Blog Part 3

Physician Wellness Series Part 3: Boosting Emotional Intelligence

Cortney Ikpe

The conclusion of our three-part physician wellness series will focus on the concept of emotional intelligence, and how this can be used to help physicians avoid burnout in their practices. Emotional intelligence is defined as ‘the ability to recognize and understand emotions in yourself and others and to use this awareness to manage your behavior and relationships,’ according to the Healthcare Information and Management Systems Society. Emotional intelligence has been said to improve stress management skills, prevent burnout and promote wellness for physicians. 

A recent Loyola Medicine study found that integrating emotional intelligence education into residents’ curriculum significantly improved their ability to manage stress and be more resilient. The 20 participants were asked to complete an emotional intelligence survey before and after going through the training, which included didactic teaching, discussions, and videos.
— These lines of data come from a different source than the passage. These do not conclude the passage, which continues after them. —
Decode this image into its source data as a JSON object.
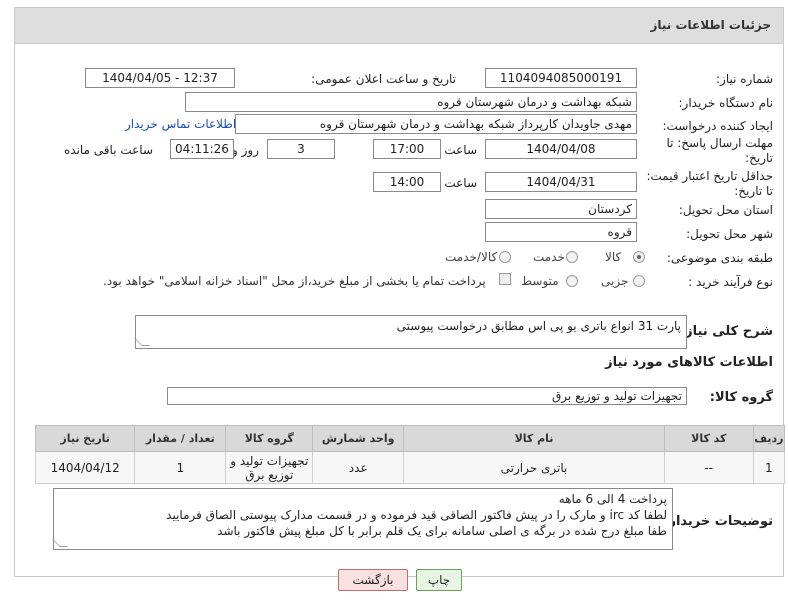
{
  "header": {
    "title": "جزئیات اطلاعات نیاز"
  },
  "fields": {
    "need_number": {
      "label": "شماره نیاز:",
      "value": "1104094085000191"
    },
    "announce_datetime": {
      "label": "تاریخ و ساعت اعلان عمومی:",
      "value": "1404/04/05 - 12:37"
    },
    "buyer_org": {
      "label": "نام دستگاه خریدار:",
      "value": "شبکه بهداشت و درمان شهرستان قروه"
    },
    "requester": {
      "label": "ایجاد کننده درخواست:",
      "value": "مهدی جاویدان کارپرداز شبکه بهداشت و درمان شهرستان قروه",
      "contact_link": "اطلاعات تماس خریدار"
    },
    "deadline": {
      "label": "مهلت ارسال پاسخ: تا تاریخ:",
      "date": "1404/04/08",
      "time_label": "ساعت",
      "time": "17:00",
      "days": "3",
      "days_label": "روز و",
      "remaining": "04:11:26",
      "remaining_label": "ساعت باقی مانده"
    },
    "price_validity": {
      "label": "حداقل تاریخ اعتبار قیمت: تا تاریخ:",
      "date": "1404/04/31",
      "time_label": "ساعت",
      "time": "14:00"
    },
    "delivery_province": {
      "label": "استان محل تحویل:",
      "value": "کردستان"
    },
    "delivery_city": {
      "label": "شهر محل تحویل:",
      "value": "قروه"
    },
    "category": {
      "label": "طبقه بندی موضوعی:",
      "options": [
        "کالا",
        "خدمت",
        "کالا/خدمت"
      ],
      "selected": "کالا"
    },
    "purchase_type": {
      "label": "نوع فرآیند خرید :",
      "options": [
        "جزیی",
        "متوسط"
      ],
      "payment_note": "پرداخت تمام یا بخشی از مبلغ خرید،از محل \"اسناد خزانه اسلامی\" خواهد بود."
    }
  },
  "description": {
    "label": "شرح کلی نیاز:",
    "value": "پارت 31 انواع باتری یو پی اس مطابق درخواست پیوستی"
  },
  "goods_section": {
    "title": "اطلاعات کالاهای مورد نیاز"
  },
  "goods_group": {
    "label": "گروه کالا:",
    "value": "تجهیزات تولید و توزیع برق"
  },
  "table": {
    "headers": [
      "ردیف",
      "کد کالا",
      "نام کالا",
      "واحد شمارش",
      "گروه کالا",
      "تعداد / مقدار",
      "تاریخ نیاز"
    ],
    "rows": [
      [
        "1",
        "--",
        "باتری حرارتی",
        "عدد",
        "تجهیزات تولید و توزیع برق",
        "1",
        "1404/04/12"
      ]
    ]
  },
  "buyer_notes": {
    "label": "توضیحات خریدار:",
    "lines": [
      "پرداخت 4 الی 6 ماهه",
      "لطفا کد irc  و مارک را در پیش فاکتور الصاقی قید فرموده و در قسمت مدارک پیوستی الصاق فرمایید",
      "طفا مبلغ درج شده در برگه ی اصلی سامانه برای یک قلم برابر با کل مبلغ پیش فاکتور باشد"
    ]
  },
  "buttons": {
    "print": "چاپ",
    "back": "بازگشت"
  },
  "colors": {
    "header_bg": "#dedede",
    "link": "#1a4fb5",
    "print_bg": "#e9f5e4",
    "back_bg": "#f9e1e1"
  }
}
The training used in the study focused on four major aspects of emotional intelligence:

  • Self-awareness (being aware of one’s emotions)
  • Self-management (ability to manage one’s emotional reactions to situations and people)
  • Social awareness (ability to pick up emotions in others)
  • Social skills

The survey results were drastically improved for all of the physicians who underwent the emotional intelligent training. "Our emotional intelligence curriculum may serve as a prototype for other residency programs that are developing their own approaches to promoting wellness and preventing burnout in their trainees," Drs. Shahid, Stirling and Adams wrote. 

Boosting emotional intelligence could significantly improve how physicians handle burnout and work-related stress. If medical practices began to develop emotional intelligence training, like the program developed in the Loyola study, it could help physicians develop better self-management skills and coping mechanisms. The authors of the study found that it would also be beneficial to incorporate this kind of curriculum into education in medical schools, so that up-and-coming doctors will be better prepared as they enter the field. And for already burned-out physicians (which includes nearly half of all doctors in America), there is hope, because unlike IQ, emotional intelligence can be taught. 

Throughout our three-part physician wellness series, we have discussed a variety of ways to combat the widespread epidemic of physician burnout. These strategies included using medical scribes, seeking out physician wellness programs, and developing emotional intelligence skills. These are just three of the many ways we can take step to improve physicians’ mental and emotional health as we move forward. At Resolve, we are dedicated to empowering physicians in their career choices. We work to find the best jobs for our clients, and ensure that their employment contracts are transparent and negotiate on the physician’s behalf. Through our wide array of career services, we can help physicians obtain the career they deserve. To get started today, call 1-877-758-3318.